The problem:
Count every line below that contains "JSON", then give that count and nothing else.

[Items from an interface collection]

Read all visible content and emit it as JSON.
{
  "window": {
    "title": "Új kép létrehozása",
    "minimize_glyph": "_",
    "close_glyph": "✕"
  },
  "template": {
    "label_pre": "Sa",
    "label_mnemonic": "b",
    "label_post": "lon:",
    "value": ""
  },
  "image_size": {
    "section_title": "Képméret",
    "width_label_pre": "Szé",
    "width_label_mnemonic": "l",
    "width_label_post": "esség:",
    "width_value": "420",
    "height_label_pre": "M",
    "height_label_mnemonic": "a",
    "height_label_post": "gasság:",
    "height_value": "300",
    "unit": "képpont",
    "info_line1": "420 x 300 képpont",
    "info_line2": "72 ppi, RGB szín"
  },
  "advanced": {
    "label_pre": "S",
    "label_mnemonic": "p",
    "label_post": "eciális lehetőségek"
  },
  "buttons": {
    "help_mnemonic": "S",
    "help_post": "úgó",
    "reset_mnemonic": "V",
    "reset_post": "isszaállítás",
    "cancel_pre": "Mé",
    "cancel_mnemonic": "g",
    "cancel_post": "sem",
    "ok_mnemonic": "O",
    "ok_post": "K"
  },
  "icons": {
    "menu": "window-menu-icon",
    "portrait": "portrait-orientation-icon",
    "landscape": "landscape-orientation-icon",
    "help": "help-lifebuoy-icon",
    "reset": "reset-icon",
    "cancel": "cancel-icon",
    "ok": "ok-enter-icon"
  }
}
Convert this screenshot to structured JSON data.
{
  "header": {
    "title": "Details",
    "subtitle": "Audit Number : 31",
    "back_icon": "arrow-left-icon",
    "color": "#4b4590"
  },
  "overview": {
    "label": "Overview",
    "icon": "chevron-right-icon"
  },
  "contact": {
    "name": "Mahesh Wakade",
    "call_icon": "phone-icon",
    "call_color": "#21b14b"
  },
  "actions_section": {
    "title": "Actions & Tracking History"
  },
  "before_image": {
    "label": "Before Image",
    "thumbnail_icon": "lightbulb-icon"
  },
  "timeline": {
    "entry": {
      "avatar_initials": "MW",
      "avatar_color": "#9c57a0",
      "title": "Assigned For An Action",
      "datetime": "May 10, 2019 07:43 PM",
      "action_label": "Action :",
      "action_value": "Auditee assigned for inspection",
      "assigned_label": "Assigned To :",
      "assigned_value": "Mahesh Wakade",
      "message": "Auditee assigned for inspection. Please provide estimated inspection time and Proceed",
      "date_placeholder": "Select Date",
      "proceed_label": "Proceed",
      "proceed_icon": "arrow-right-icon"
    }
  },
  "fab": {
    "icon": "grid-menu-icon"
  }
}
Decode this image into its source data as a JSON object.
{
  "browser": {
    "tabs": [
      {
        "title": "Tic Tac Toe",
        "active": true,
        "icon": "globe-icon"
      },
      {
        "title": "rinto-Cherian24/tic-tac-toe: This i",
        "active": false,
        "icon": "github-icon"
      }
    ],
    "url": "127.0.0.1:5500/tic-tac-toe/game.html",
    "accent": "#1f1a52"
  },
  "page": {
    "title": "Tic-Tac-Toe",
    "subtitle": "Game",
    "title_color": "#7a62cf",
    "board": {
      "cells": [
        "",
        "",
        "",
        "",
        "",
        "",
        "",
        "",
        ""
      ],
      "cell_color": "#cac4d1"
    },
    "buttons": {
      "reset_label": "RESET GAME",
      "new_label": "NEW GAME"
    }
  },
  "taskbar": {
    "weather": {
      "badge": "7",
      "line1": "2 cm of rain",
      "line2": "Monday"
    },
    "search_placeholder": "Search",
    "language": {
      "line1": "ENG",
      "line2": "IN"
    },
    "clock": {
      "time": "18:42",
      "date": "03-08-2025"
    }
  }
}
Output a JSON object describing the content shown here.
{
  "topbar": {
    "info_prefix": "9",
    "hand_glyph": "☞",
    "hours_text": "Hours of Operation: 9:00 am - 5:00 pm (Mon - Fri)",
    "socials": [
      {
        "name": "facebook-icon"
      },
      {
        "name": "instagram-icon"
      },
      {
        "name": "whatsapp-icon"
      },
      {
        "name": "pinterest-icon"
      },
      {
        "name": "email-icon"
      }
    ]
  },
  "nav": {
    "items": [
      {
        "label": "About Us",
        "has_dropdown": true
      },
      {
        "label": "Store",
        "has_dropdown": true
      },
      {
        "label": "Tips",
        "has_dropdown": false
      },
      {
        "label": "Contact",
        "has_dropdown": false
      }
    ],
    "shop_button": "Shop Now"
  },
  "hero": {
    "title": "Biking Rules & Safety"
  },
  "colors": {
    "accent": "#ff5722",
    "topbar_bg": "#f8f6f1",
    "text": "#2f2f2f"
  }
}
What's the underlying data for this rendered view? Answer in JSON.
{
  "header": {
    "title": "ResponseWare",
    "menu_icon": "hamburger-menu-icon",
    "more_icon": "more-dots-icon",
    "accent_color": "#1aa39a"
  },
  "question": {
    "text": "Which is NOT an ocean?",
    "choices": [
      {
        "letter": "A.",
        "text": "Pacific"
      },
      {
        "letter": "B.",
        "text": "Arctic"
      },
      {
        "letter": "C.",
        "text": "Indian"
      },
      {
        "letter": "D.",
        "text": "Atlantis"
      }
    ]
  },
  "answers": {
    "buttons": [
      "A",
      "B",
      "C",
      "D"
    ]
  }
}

Solution to this problem:
5